→ **Task prompt**
Go through the entries below and print each one exactly, leaving out pictures.

→ **Information provided**
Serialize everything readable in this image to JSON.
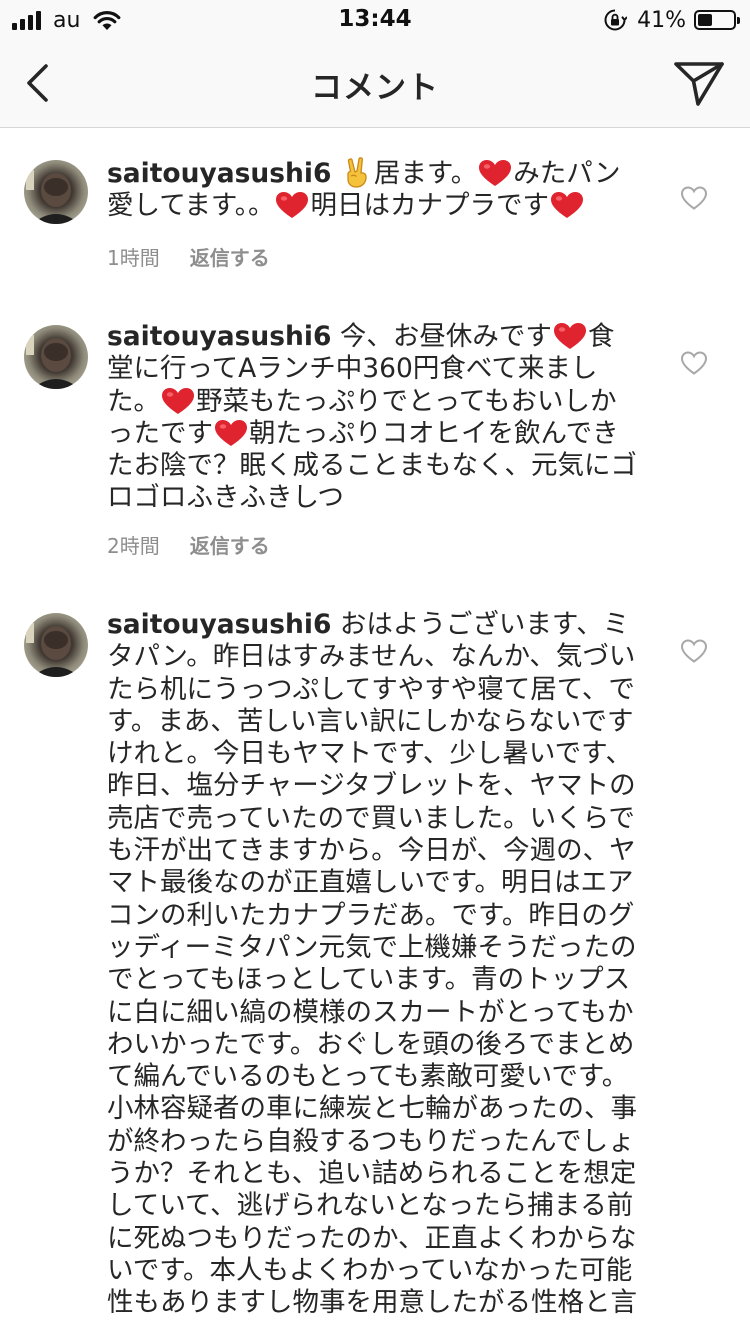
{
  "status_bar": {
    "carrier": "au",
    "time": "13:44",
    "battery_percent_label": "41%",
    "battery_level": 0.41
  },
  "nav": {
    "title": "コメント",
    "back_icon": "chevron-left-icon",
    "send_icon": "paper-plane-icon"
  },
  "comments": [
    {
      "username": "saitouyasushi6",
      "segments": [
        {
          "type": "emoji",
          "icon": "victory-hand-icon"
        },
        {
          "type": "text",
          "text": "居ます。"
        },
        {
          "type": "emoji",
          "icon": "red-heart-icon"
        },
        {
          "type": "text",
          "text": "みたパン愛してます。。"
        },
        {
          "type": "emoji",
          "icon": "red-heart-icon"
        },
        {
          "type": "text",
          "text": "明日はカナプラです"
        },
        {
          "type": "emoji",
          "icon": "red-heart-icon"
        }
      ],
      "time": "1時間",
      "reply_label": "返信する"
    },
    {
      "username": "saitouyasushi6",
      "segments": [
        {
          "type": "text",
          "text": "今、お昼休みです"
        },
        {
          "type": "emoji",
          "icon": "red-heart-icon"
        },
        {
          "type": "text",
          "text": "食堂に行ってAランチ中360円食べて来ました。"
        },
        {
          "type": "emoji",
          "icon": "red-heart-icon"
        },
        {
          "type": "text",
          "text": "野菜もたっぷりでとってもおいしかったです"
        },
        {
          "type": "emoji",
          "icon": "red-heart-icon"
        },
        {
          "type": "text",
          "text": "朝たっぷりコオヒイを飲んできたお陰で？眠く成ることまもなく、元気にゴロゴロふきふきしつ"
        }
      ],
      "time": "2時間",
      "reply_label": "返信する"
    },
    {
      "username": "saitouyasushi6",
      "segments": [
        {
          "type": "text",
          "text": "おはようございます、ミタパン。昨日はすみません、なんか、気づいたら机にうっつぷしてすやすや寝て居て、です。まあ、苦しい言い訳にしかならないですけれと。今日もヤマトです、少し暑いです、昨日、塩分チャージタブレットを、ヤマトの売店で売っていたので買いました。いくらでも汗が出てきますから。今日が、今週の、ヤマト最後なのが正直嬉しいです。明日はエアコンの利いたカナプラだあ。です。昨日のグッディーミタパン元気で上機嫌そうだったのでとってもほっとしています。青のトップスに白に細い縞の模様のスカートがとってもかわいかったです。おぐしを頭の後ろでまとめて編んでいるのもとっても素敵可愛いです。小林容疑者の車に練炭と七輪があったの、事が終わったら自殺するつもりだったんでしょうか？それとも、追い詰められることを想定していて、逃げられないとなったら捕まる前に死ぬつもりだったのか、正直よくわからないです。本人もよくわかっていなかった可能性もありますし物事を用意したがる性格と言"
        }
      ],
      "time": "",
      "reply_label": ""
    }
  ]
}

→ **Output of the exercise**
Serialize everything readable in this image to JSON.
{
  "status_bar": {
    "carrier": "au",
    "time": "13:44",
    "battery_percent_label": "41%",
    "battery_level": 0.41
  },
  "nav": {
    "title": "コメント",
    "back_icon": "chevron-left-icon",
    "send_icon": "paper-plane-icon"
  },
  "comments": [
    {
      "username": "saitouyasushi6",
      "segments": [
        {
          "type": "emoji",
          "icon": "victory-hand-icon"
        },
        {
          "type": "text",
          "text": "居ます。"
        },
        {
          "type": "emoji",
          "icon": "red-heart-icon"
        },
        {
          "type": "text",
          "text": "みたパン愛してます。。"
        },
        {
          "type": "emoji",
          "icon": "red-heart-icon"
        },
        {
          "type": "text",
          "text": "明日はカナプラです"
        },
        {
          "type": "emoji",
          "icon": "red-heart-icon"
        }
      ],
      "time": "1時間",
      "reply_label": "返信する"
    },
    {
      "username": "saitouyasushi6",
      "segments": [
        {
          "type": "text",
          "text": "今、お昼休みです"
        },
        {
          "type": "emoji",
          "icon": "red-heart-icon"
        },
        {
          "type": "text",
          "text": "食堂に行ってAランチ中360円食べて来ました。"
        },
        {
          "type": "emoji",
          "icon": "red-heart-icon"
        },
        {
          "type": "text",
          "text": "野菜もたっぷりでとってもおいしかったです"
        },
        {
          "type": "emoji",
          "icon": "red-heart-icon"
        },
        {
          "type": "text",
          "text": "朝たっぷりコオヒイを飲んできたお陰で？眠く成ることまもなく、元気にゴロゴロふきふきしつ"
        }
      ],
      "time": "2時間",
      "reply_label": "返信する"
    },
    {
      "username": "saitouyasushi6",
      "segments": [
        {
          "type": "text",
          "text": "おはようございます、ミタパン。昨日はすみません、なんか、気づいたら机にうっつぷしてすやすや寝て居て、です。まあ、苦しい言い訳にしかならないですけれと。今日もヤマトです、少し暑いです、昨日、塩分チャージタブレットを、ヤマトの売店で売っていたので買いました。いくらでも汗が出てきますから。今日が、今週の、ヤマト最後なのが正直嬉しいです。明日はエアコンの利いたカナプラだあ。です。昨日のグッディーミタパン元気で上機嫌そうだったのでとってもほっとしています。青のトップスに白に細い縞の模様のスカートがとってもかわいかったです。おぐしを頭の後ろでまとめて編んでいるのもとっても素敵可愛いです。小林容疑者の車に練炭と七輪があったの、事が終わったら自殺するつもりだったんでしょうか？それとも、追い詰められることを想定していて、逃げられないとなったら捕まる前に死ぬつもりだったのか、正直よくわからないです。本人もよくわかっていなかった可能性もありますし物事を用意したがる性格と言"
        }
      ],
      "time": "",
      "reply_label": ""
    }
  ]
}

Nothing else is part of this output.